▶ _Data records_:
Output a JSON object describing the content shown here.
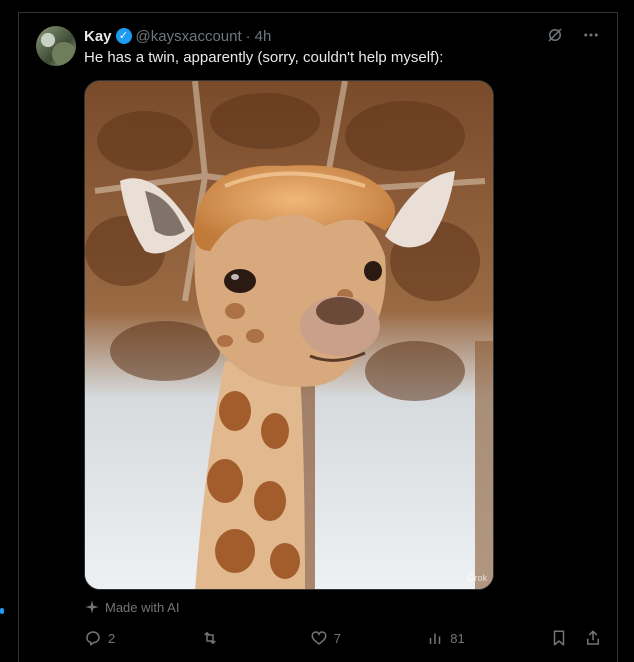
{
  "post": {
    "author_name": "Kay",
    "handle": "@kaysxaccount",
    "separator": "·",
    "time": "4h",
    "text": "He has a twin, apparently (sorry, couldn't help myself):",
    "media_watermark": "Grok",
    "made_with_label": "Made with AI",
    "stats": {
      "replies": "2",
      "reposts": "",
      "likes": "7",
      "views": "81"
    }
  },
  "colors": {
    "background": "#000000",
    "text": "#e7e9ea",
    "muted": "#71767b",
    "accent": "#1d9bf0",
    "border": "#2f3336"
  },
  "icons": {
    "verified": "verified-badge-icon",
    "grok": "grok-icon",
    "more": "more-icon",
    "reply": "reply-icon",
    "repost": "repost-icon",
    "like": "heart-icon",
    "views": "views-icon",
    "bookmark": "bookmark-icon",
    "share": "share-icon",
    "sparkle": "sparkle-icon"
  }
}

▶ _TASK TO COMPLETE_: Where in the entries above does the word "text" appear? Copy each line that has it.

▶ _RESULT OF THIS TASK_:
    "text": "He has a twin, apparently (sorry, couldn't help myself):",
    "text": "#e7e9ea",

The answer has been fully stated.